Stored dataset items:
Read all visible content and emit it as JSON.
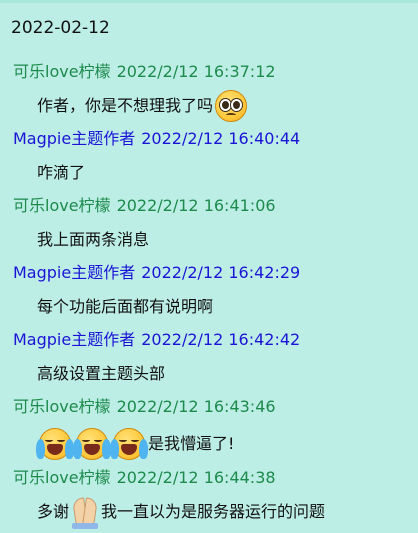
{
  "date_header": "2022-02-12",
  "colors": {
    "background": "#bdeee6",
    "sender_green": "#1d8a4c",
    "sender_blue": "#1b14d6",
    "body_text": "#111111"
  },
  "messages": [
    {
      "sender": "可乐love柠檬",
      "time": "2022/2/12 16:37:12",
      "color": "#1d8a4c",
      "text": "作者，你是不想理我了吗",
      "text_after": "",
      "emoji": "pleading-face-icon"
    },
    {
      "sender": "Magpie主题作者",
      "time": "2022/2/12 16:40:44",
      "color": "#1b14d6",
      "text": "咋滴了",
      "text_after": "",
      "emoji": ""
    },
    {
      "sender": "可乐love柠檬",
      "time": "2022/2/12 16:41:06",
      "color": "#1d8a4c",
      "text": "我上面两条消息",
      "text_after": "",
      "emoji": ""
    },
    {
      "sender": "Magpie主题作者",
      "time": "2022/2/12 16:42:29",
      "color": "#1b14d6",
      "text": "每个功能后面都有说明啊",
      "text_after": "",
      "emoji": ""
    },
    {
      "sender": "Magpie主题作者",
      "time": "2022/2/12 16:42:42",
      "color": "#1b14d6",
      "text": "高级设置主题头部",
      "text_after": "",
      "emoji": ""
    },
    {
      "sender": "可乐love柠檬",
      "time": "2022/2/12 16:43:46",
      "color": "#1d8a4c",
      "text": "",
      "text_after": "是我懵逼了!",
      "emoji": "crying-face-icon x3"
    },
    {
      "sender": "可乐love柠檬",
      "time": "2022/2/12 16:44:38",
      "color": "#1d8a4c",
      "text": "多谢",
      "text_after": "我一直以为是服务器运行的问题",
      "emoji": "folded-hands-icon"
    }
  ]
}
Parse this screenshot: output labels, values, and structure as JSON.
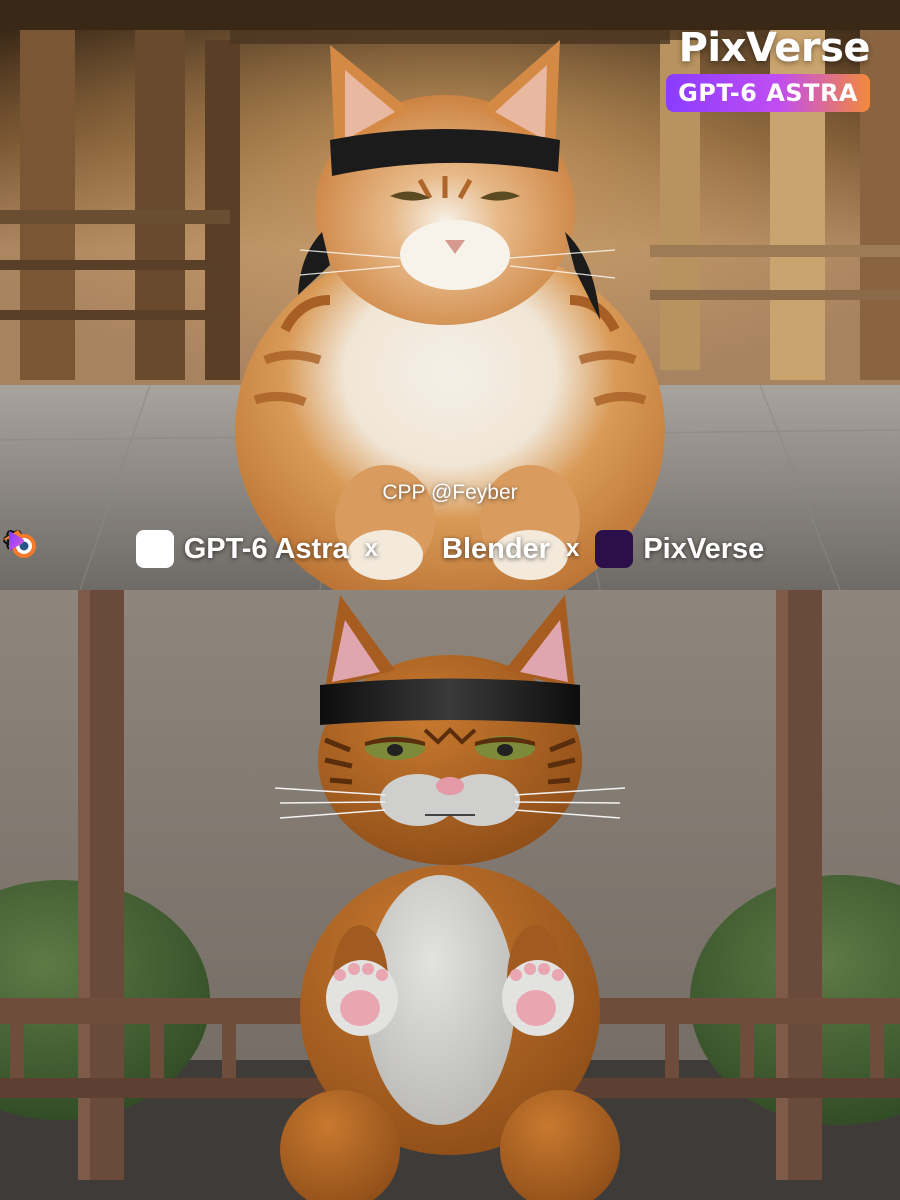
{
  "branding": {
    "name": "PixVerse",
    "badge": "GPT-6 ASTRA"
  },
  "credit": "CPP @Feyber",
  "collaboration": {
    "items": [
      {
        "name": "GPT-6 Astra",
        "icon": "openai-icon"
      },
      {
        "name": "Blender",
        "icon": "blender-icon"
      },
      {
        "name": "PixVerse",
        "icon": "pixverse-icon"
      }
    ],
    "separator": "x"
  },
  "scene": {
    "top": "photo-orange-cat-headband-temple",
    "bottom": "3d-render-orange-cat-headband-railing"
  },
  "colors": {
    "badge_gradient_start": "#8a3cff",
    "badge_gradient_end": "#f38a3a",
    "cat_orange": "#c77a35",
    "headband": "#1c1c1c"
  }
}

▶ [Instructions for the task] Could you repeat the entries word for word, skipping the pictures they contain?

▶ [Answer box]
Read all visible content and emit it as JSON.
{
  "date_header": "2022-02-12",
  "colors": {
    "background": "#bdeee6",
    "sender_green": "#1d8a4c",
    "sender_blue": "#1b14d6",
    "body_text": "#111111"
  },
  "messages": [
    {
      "sender": "可乐love柠檬",
      "time": "2022/2/12 16:37:12",
      "color": "#1d8a4c",
      "text": "作者，你是不想理我了吗",
      "text_after": "",
      "emoji": "pleading-face-icon"
    },
    {
      "sender": "Magpie主题作者",
      "time": "2022/2/12 16:40:44",
      "color": "#1b14d6",
      "text": "咋滴了",
      "text_after": "",
      "emoji": ""
    },
    {
      "sender": "可乐love柠檬",
      "time": "2022/2/12 16:41:06",
      "color": "#1d8a4c",
      "text": "我上面两条消息",
      "text_after": "",
      "emoji": ""
    },
    {
      "sender": "Magpie主题作者",
      "time": "2022/2/12 16:42:29",
      "color": "#1b14d6",
      "text": "每个功能后面都有说明啊",
      "text_after": "",
      "emoji": ""
    },
    {
      "sender": "Magpie主题作者",
      "time": "2022/2/12 16:42:42",
      "color": "#1b14d6",
      "text": "高级设置主题头部",
      "text_after": "",
      "emoji": ""
    },
    {
      "sender": "可乐love柠檬",
      "time": "2022/2/12 16:43:46",
      "color": "#1d8a4c",
      "text": "",
      "text_after": "是我懵逼了!",
      "emoji": "crying-face-icon x3"
    },
    {
      "sender": "可乐love柠檬",
      "time": "2022/2/12 16:44:38",
      "color": "#1d8a4c",
      "text": "多谢",
      "text_after": "我一直以为是服务器运行的问题",
      "emoji": "folded-hands-icon"
    }
  ]
}
Parse this screenshot: output labels, values, and structure as JSON.
{
  "branding": {
    "name": "PixVerse",
    "badge": "GPT-6 ASTRA"
  },
  "credit": "CPP @Feyber",
  "collaboration": {
    "items": [
      {
        "name": "GPT-6 Astra",
        "icon": "openai-icon"
      },
      {
        "name": "Blender",
        "icon": "blender-icon"
      },
      {
        "name": "PixVerse",
        "icon": "pixverse-icon"
      }
    ],
    "separator": "x"
  },
  "scene": {
    "top": "photo-orange-cat-headband-temple",
    "bottom": "3d-render-orange-cat-headband-railing"
  },
  "colors": {
    "badge_gradient_start": "#8a3cff",
    "badge_gradient_end": "#f38a3a",
    "cat_orange": "#c77a35",
    "headband": "#1c1c1c"
  }
}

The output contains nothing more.